Bank of America Corp (NYSE:BAC) saw a stroke of luck with the dismissal of a lawsuit by mortgage-backed securities investors who demanded the bank buy back the defective loans which total more than $1 billion. Justice Barbara Kapnick of the New York State Supreme Court threw out the lawsuit that was filed last year saying that the lawsuit against BofA was “premature”.
Countrywide Financial, under the authority of Bank of America, was a major player in the financial crisis back in 2008. The mortgage broker was accused of falsely representing its mortgage backed securities, according to the lawsuit that was filed.
Walnut Place currently holds $1.4 billion in these securities as it said in the court papers. Walnut Place is pseudonym that is used by the Boston-based hedge fund, Baupost Group LLC. The founder of the hedge fund, Seth Klarman was the “real plaintiff” in the case, according to court transcripts.
What essentially got Walnut Place to file a lawsuit was The Bank of New York Mellon Corporation’s (NYSE:BK) failure to sue Bank of America on the grounds of making Bank of America responsible for repurchasing the faulty loans. The Judge ruled this case “premature” because only days ago Bank of New York Mellon said that they would need more time to investigate the claims.

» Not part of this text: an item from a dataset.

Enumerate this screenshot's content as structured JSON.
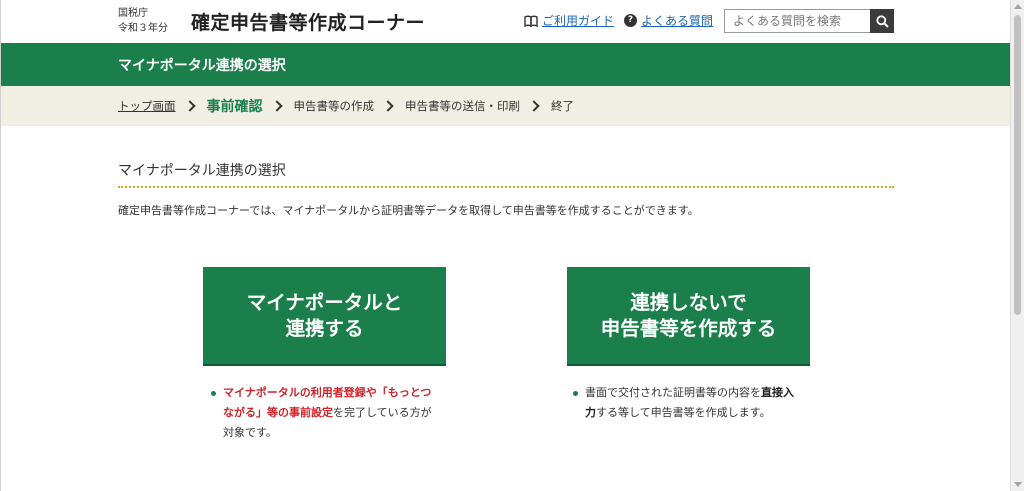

The investors were enraged by BNY Mellon’s “failure” to protect the bondholders, yet the bank has already followed the investors’ pleading with the $8.5 billion settlement with Bank of America and other institutional investors over the faulty Countrywide mortgage backed bonds.
Look, these investors have every right to be angry. They were sold crappy bonds that were destined to fail from the beginning and Countrywide knew it. However, it is my opinion that they are going about this the wrong way. BNY Mellon should not be their target to unleash their anger upon. The bank already sued BofA and got a hefty settlement. Now they want more action but they are going to need to wait. The fact that BNY Mellon says they need more time to investigate and develop a case should be respected. These investors need to understand that BNY Mellon and even Bank of America are not the enemy here, Countrywide is. Countrywide sold you the faulty bonds, no one else. Yes, it would be great if BofA repurchased all of the faulty bonds but ultimately we are going to need to wait and see what BNY Mellon finds in their investigation and whether or not BofA will be liable to buy those bonds. The next question is can Bank of America afford to buy $1 billion worth of bad mortgage backed bonds?